Ethical leadership is a noble and essential pursuit in today’s complex world. It’s about more than just making the right decisions; it’s about setting an example for others to follow. However, like any path worth treading, ethical leadership comes with its own set of challenges. In this article, we will explore these challenges and provide insights on how to overcome them.
One of the primary challenges of ethical leadership is the constant dilemma of balancing ethical considerations with the pursuit of results. In a competitive world, leaders may feel pressured to compromise their principles to achieve short-term gains. Overcoming this challenge involves:
1. Prioritizing Ethics: Make ethics a non-negotiable core value of your leadership. This sets the tone for your team and emphasizes that ethical considerations should never be sacrificed for immediate results.
2. Long-term Perspective: Encourage a long-term perspective among your team members. Highlight how ethical decisions may take longer to yield results but create a stronger foundation for sustainable success.
Ethical issues are often not black and white, and leaders may find themselves in situations with no clear ethical path. This can lead to confusion and moral dilemmas. To overcome this challenge, leaders can:
3. Establish Ethical Guidelines: Develop a set of clear ethical guidelines for your organization. These guidelines provide a framework for decision-making in ambiguous situations.
4. Seek Input: Encourage open discussions within your team when facing moral grey areas. Different perspectives can help illuminate the best ethical path.
Holding oneself and others accountable for ethical behavior can be challenging, especially when it involves addressing unethical actions by team members or superiors. To overcome this challenge, leaders should:
5. Lead by Example: Model ethical behavior consistently, demonstrating that ethical standards are non-negotiable.
6. Create a Safe Environment: Foster a work environment where team members feel safe reporting ethical concerns. Establish anonymous channels for reporting to protect whistleblowers.
Leaders often have to manage the interests of various stakeholders, such as employees, shareholders, and the community. These interests can sometimes conflict, making it challenging to make decisions that satisfy everyone. To address this challenge:
7. Transparency: Be transparent about the reasons behind your decisions, even if they are unpopular. Transparency helps stakeholders understand your thought process and can mitigate dissatisfaction.
8. Stakeholder Engagement: Engage with your stakeholders and seek their input when possible. This involvement can lead to more balanced and acceptable decisions.
Ethical erosion occurs when small compromises gradually lead to a weakening of ethical standards. Leaders must resist this erosion by:

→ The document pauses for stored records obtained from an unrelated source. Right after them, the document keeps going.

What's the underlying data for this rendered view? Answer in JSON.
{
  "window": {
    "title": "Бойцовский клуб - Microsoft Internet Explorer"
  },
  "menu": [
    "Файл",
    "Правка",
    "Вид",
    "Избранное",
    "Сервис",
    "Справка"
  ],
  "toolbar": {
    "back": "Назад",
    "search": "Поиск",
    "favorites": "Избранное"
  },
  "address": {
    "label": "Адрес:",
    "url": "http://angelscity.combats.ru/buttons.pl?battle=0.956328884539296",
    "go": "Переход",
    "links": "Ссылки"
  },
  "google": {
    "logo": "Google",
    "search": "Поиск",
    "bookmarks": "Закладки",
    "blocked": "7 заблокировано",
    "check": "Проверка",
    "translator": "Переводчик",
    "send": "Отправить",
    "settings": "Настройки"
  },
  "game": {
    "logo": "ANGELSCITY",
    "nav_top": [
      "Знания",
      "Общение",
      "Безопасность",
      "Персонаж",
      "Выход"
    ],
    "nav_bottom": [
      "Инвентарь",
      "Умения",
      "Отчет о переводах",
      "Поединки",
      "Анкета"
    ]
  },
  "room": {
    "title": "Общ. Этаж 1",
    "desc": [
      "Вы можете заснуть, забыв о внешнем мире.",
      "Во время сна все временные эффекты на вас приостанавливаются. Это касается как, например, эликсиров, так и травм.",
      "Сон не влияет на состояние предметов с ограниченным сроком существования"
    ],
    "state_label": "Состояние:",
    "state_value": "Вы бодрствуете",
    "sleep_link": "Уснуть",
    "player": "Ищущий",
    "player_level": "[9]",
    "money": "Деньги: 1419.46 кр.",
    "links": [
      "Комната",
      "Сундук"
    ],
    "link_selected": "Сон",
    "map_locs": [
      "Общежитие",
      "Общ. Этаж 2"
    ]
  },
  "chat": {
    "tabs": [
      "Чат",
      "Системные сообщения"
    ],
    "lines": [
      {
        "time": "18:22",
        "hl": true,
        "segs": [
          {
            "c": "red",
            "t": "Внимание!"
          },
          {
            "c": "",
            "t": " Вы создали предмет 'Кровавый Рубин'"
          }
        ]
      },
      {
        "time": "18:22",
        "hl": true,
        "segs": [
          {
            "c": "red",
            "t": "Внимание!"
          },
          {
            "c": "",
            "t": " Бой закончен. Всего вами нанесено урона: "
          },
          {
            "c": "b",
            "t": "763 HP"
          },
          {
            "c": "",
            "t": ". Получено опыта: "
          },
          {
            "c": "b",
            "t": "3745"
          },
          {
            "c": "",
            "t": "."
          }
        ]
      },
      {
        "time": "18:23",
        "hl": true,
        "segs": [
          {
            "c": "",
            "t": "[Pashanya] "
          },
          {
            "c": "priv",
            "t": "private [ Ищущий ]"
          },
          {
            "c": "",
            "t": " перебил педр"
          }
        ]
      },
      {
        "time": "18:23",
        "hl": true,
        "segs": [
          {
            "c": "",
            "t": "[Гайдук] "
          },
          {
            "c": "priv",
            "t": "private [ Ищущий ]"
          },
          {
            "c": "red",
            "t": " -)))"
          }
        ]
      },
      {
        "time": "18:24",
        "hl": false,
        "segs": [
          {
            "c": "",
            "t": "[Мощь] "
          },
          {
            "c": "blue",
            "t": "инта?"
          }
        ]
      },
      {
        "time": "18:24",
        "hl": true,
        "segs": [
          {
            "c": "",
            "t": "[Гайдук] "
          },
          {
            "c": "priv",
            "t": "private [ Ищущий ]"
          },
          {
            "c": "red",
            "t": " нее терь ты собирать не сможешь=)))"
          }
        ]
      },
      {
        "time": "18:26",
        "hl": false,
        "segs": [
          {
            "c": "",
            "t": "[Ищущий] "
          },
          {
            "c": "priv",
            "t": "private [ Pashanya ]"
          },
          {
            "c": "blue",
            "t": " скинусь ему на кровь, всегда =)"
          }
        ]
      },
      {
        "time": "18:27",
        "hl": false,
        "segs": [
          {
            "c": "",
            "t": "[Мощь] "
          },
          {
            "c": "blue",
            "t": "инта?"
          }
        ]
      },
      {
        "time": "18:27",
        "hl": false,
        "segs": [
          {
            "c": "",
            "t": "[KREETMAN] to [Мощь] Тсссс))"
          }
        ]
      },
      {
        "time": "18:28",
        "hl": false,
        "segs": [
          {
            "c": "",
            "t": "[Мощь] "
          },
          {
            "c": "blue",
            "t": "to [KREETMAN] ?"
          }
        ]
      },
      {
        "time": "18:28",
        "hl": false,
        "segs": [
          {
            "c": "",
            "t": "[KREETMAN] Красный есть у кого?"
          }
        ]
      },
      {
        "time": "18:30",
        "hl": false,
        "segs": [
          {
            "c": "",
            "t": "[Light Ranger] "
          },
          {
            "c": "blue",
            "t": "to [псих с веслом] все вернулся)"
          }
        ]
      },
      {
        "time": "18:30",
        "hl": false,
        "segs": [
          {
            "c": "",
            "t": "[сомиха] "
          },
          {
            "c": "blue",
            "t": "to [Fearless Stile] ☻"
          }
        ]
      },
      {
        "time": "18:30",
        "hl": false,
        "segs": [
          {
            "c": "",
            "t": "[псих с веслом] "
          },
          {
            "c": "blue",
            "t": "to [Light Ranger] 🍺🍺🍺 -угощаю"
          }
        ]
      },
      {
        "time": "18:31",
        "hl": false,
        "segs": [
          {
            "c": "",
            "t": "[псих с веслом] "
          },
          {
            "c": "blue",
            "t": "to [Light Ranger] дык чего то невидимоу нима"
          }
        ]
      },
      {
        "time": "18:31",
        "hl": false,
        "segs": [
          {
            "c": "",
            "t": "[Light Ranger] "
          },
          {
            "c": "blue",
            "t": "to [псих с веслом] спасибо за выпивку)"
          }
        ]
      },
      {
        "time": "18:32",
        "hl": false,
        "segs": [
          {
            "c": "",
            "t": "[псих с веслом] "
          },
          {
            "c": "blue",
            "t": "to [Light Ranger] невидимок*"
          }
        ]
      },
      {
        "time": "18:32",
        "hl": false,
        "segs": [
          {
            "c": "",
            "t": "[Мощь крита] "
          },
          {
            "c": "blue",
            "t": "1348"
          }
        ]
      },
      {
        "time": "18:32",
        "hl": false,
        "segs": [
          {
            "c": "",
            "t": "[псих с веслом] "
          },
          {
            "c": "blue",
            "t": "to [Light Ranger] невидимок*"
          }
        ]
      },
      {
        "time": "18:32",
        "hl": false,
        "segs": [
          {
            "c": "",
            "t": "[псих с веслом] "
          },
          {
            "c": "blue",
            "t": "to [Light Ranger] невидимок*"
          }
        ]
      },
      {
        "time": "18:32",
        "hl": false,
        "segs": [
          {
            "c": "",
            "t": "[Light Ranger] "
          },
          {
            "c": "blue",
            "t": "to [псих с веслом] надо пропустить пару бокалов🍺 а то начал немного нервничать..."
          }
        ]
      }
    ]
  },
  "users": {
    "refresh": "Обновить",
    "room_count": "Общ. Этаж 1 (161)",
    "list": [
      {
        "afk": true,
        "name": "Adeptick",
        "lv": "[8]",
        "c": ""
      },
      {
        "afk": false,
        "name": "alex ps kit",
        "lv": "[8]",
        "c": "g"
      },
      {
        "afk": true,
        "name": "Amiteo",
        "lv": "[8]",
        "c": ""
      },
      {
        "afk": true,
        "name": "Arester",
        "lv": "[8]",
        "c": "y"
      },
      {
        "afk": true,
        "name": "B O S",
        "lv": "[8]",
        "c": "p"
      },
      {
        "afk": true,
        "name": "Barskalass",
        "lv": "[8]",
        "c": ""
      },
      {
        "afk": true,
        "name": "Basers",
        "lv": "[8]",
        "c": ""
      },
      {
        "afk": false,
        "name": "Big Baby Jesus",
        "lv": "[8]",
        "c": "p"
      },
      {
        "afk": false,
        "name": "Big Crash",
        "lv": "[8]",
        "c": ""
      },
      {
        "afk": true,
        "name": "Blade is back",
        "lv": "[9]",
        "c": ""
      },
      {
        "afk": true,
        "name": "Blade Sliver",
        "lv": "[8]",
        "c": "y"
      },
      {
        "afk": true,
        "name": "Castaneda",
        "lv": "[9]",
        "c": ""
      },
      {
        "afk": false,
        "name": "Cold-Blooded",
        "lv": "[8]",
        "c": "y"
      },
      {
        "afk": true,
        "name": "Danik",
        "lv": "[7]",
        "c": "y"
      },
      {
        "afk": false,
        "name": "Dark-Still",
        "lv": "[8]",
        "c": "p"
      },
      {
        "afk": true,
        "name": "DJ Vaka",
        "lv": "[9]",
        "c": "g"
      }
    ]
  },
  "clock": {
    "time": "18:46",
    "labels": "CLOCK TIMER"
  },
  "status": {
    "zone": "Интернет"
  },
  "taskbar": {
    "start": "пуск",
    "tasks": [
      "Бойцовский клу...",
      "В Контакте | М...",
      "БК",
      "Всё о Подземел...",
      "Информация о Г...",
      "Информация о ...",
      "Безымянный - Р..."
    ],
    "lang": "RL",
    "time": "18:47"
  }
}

9. Regular Ethical Assessments: Periodically assess the ethical climate of your organization. Identify and address any signs of ethical erosion promptly.
10. Encourage Ethical Reflection: Encourage team members to reflect on their ethical choices regularly. Create a culture of self-awareness and continuous improvement.
In Conclusion, ethical leadership is not without its challenges. However, by prioritizing ethics, creating ethical guidelines, leading by example, and maintaining transparency, leaders can navigate these challenges effectively. The road to ethical leadership may be winding, but it is a path that inspires trust, fosters integrity, and ultimately leads to lasting success.